* ASSIGNMENT
Copy all lines below that use the word "kind".

Data about app and page elements:
*** Begin section ***

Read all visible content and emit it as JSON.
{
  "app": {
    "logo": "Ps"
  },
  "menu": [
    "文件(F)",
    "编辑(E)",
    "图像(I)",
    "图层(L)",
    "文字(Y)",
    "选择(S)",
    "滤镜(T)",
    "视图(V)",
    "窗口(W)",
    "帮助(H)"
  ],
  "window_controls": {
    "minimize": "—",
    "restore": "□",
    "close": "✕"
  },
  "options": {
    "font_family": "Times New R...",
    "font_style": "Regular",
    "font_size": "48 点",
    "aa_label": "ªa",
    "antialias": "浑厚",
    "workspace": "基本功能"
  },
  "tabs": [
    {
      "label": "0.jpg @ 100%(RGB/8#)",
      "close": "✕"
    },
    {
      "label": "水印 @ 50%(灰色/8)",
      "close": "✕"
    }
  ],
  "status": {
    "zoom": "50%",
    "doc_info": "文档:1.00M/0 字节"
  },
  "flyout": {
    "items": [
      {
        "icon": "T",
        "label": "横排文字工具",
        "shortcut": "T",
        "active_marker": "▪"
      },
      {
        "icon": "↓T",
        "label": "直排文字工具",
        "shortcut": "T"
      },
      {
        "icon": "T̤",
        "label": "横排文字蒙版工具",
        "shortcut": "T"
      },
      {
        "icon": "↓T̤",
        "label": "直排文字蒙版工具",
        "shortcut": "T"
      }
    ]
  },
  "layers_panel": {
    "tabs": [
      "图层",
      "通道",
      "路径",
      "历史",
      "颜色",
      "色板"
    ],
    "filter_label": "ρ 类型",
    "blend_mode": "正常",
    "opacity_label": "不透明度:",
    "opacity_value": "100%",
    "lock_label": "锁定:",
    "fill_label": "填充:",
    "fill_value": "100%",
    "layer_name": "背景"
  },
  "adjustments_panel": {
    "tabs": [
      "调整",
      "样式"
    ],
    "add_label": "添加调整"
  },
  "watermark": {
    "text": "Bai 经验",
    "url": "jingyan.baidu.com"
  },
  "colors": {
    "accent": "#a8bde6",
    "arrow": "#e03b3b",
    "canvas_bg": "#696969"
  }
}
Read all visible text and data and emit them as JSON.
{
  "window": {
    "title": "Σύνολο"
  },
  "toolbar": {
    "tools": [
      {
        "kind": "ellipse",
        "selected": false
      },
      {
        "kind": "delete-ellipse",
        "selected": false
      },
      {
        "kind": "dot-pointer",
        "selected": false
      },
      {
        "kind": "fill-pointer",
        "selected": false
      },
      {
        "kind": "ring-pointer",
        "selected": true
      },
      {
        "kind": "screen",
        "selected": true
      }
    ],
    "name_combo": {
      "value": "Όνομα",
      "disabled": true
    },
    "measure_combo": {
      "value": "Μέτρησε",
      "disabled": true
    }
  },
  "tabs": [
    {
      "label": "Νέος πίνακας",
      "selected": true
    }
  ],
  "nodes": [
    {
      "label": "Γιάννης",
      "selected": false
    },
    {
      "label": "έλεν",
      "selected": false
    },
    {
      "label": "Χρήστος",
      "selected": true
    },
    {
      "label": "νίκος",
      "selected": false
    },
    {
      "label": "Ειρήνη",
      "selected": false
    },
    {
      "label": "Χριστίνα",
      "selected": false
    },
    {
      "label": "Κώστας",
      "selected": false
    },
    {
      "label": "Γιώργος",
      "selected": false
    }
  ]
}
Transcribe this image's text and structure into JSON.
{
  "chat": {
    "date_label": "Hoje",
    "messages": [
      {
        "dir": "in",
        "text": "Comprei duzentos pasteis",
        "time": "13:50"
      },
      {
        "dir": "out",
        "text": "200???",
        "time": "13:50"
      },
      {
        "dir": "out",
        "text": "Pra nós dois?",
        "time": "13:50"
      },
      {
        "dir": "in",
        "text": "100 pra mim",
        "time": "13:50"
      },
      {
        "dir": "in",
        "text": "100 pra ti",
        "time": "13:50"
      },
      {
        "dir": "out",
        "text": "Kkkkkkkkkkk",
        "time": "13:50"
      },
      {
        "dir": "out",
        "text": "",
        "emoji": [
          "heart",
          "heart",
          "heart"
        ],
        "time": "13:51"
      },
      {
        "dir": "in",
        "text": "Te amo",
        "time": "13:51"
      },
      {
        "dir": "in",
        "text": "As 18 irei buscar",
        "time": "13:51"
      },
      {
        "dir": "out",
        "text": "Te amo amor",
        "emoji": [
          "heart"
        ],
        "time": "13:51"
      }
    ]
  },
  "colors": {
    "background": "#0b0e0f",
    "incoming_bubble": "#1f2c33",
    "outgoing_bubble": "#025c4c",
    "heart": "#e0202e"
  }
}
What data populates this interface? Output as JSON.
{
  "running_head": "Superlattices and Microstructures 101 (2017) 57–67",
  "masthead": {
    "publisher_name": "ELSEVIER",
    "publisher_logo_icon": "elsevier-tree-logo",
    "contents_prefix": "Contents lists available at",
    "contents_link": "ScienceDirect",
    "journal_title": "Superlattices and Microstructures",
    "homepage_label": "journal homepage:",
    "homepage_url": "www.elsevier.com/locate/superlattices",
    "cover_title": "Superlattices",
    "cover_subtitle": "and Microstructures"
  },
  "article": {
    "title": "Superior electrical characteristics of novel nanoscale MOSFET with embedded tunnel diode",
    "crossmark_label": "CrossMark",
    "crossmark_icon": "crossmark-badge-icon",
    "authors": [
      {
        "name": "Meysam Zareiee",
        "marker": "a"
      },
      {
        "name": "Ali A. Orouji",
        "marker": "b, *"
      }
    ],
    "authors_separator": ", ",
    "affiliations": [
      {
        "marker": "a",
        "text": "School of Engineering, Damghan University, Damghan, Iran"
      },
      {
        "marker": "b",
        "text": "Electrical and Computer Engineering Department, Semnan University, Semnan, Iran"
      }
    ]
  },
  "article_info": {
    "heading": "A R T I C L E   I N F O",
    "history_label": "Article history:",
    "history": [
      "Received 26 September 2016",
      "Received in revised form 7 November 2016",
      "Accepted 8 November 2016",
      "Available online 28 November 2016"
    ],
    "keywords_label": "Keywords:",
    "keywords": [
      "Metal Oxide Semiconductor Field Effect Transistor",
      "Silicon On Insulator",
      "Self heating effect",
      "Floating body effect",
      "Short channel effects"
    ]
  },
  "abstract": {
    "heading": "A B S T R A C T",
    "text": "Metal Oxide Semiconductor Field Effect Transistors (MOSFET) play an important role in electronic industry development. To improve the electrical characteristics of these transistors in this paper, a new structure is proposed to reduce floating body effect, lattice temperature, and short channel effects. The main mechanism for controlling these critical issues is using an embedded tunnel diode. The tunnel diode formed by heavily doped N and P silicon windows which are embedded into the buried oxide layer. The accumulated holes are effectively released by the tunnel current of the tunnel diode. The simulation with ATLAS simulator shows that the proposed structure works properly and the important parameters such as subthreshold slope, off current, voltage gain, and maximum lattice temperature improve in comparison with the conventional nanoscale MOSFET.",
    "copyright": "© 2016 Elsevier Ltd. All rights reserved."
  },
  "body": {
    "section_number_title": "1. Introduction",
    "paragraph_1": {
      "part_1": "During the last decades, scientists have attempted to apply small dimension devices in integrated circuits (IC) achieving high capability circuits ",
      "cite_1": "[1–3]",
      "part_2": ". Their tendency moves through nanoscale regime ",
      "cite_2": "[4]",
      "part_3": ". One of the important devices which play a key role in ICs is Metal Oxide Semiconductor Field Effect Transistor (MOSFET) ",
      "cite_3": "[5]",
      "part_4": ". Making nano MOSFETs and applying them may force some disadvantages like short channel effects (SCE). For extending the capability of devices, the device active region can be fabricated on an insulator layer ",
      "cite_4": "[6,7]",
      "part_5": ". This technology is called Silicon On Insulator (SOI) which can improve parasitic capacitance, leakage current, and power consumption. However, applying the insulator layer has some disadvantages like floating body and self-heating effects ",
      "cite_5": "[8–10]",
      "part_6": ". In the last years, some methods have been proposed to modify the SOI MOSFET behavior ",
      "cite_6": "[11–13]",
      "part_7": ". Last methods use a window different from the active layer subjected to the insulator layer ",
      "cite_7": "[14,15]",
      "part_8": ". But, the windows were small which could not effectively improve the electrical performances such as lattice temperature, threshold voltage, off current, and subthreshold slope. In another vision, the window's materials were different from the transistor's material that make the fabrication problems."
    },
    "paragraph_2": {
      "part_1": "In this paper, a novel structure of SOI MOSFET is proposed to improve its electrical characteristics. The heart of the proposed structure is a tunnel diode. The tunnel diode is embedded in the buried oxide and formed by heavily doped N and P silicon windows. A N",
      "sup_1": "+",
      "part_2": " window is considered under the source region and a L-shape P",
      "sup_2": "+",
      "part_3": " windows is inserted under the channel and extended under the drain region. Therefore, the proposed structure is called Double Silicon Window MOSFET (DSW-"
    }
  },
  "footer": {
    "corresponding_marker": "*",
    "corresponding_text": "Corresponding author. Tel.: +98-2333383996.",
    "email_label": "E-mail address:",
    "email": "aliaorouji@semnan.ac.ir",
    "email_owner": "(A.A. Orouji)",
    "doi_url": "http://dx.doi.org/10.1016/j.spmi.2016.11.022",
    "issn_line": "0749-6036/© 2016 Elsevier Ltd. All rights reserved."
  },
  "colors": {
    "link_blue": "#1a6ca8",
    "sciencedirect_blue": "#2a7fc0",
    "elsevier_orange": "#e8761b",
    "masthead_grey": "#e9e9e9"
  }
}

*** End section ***

* WRITTEN SOLUTION
        "kind": "ellipse",
        "kind": "delete-ellipse",
        "kind": "dot-pointer",
        "kind": "fill-pointer",
        "kind": "ring-pointer",
        "kind": "screen",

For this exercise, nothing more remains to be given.